Website and app data records:
────

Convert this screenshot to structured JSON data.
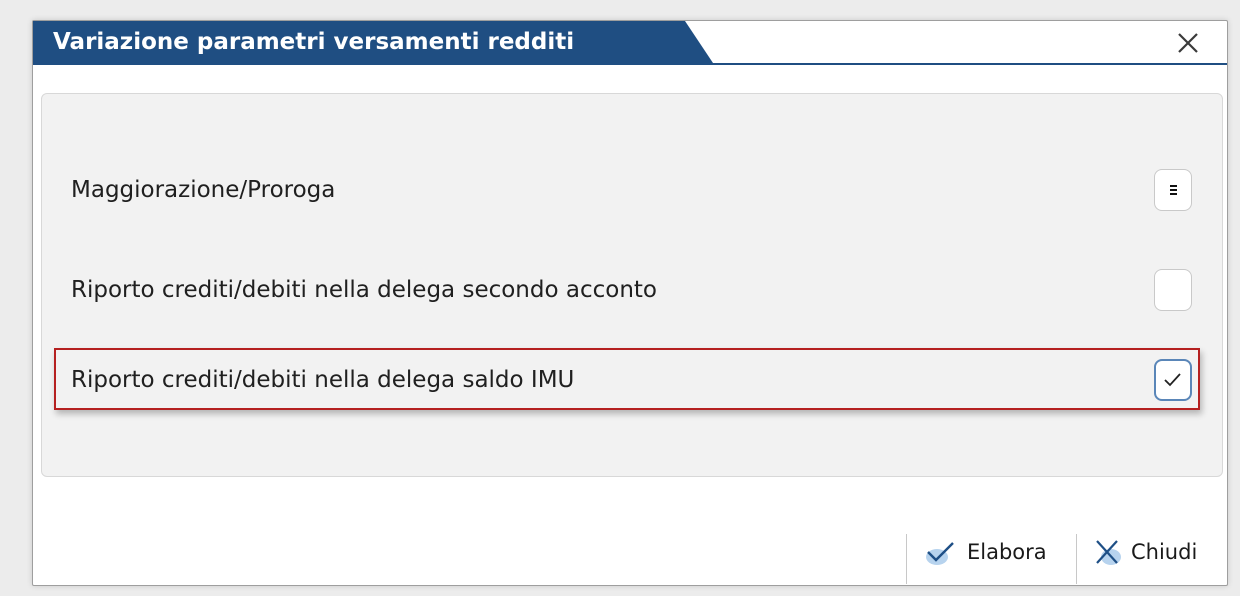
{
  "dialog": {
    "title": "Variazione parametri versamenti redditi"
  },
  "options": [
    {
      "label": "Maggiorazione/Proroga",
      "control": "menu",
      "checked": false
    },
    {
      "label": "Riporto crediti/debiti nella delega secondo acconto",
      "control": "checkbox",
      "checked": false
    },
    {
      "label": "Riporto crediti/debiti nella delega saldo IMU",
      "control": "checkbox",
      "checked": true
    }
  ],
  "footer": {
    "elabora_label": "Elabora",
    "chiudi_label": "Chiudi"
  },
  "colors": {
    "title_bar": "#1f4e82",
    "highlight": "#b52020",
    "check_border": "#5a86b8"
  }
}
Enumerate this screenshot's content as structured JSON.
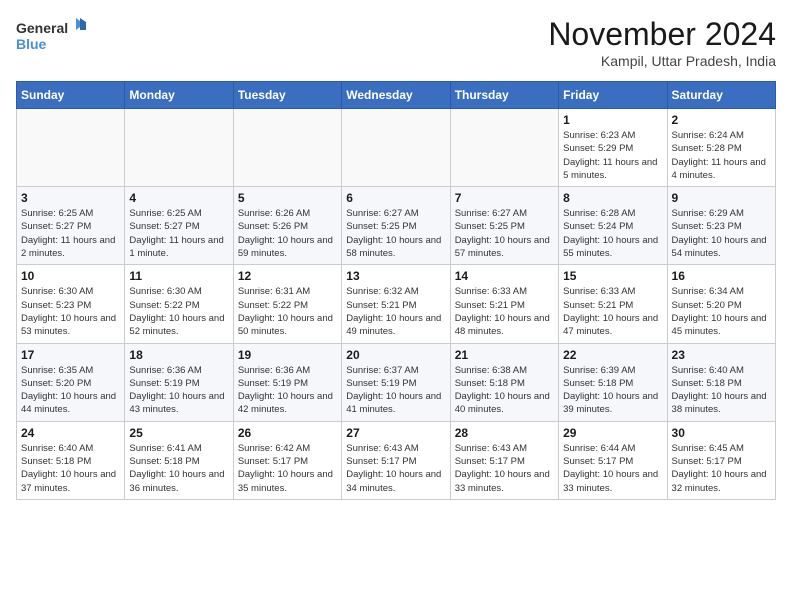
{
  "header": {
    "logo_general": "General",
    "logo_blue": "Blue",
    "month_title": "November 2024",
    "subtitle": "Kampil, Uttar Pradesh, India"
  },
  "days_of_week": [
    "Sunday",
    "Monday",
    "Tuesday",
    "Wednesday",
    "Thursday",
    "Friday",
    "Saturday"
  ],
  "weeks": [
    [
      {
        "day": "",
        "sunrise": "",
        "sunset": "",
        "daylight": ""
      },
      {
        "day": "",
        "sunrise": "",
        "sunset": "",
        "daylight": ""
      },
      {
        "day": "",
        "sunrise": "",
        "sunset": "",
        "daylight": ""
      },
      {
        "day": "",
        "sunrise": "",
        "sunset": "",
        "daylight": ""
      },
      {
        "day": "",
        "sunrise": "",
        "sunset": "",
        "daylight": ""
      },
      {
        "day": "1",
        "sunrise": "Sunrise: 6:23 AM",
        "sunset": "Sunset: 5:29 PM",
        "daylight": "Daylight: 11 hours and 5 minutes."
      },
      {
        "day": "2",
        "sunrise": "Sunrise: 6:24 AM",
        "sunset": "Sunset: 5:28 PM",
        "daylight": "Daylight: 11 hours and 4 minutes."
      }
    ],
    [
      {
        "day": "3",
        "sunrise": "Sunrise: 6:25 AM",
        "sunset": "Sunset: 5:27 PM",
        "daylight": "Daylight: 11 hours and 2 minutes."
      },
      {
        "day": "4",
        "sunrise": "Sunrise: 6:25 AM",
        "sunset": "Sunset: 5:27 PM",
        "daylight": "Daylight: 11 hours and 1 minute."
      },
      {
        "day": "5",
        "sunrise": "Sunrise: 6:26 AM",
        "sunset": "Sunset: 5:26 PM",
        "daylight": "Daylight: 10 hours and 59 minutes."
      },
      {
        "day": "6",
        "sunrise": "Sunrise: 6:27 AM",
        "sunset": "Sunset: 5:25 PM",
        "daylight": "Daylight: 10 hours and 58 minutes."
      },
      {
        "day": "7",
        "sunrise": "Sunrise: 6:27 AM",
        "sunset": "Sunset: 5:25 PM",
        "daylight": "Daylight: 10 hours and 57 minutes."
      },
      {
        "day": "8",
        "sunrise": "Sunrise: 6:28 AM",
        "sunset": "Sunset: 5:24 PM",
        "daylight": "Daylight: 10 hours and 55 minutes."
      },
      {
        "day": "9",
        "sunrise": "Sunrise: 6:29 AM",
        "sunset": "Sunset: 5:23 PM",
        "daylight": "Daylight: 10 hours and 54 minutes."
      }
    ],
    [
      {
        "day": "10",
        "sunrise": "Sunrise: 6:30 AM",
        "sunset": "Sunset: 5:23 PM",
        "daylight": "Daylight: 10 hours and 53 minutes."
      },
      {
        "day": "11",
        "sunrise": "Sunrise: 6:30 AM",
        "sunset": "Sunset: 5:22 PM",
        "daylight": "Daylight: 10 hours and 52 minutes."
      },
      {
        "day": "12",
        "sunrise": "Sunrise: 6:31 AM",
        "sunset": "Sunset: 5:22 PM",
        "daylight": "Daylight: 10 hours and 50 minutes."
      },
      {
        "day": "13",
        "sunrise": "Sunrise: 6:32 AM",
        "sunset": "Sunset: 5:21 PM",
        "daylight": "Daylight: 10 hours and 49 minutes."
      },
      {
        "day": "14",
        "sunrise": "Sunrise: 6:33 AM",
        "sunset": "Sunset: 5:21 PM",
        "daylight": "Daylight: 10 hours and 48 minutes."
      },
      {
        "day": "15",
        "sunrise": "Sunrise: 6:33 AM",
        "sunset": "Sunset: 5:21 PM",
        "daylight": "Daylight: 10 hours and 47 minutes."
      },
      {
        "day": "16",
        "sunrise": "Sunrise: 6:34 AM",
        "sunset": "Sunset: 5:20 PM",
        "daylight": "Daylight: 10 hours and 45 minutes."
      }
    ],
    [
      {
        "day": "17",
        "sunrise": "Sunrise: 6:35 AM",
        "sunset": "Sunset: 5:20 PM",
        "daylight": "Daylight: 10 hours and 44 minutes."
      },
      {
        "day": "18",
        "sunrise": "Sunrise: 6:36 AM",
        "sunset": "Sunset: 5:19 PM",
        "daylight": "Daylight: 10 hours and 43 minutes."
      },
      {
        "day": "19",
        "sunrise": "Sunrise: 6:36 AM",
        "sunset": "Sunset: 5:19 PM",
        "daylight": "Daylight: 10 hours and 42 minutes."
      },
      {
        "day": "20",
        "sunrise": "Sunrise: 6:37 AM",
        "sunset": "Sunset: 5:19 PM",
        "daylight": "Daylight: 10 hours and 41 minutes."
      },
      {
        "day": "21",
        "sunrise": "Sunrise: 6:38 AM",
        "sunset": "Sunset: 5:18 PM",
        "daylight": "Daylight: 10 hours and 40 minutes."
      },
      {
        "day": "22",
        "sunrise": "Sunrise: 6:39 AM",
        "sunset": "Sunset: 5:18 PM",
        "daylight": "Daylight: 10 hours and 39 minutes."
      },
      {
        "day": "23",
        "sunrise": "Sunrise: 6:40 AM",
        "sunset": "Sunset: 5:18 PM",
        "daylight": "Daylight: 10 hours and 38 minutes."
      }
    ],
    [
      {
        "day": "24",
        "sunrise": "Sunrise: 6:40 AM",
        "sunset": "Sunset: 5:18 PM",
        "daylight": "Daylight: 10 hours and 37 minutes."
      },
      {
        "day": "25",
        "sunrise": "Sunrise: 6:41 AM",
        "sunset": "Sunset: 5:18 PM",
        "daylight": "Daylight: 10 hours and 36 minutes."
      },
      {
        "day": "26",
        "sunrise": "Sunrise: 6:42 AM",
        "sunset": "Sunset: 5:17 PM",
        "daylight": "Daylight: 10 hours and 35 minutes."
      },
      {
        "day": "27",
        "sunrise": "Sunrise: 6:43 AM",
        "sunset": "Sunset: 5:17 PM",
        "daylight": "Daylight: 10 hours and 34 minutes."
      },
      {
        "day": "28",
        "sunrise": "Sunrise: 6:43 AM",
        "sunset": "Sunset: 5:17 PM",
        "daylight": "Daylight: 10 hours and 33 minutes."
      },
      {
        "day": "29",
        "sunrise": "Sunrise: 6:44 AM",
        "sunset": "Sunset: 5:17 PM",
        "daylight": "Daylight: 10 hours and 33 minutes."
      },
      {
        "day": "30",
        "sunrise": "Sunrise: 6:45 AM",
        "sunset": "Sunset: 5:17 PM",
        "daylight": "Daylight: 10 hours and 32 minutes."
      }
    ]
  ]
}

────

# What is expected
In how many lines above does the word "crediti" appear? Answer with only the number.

# Response for this exercise
2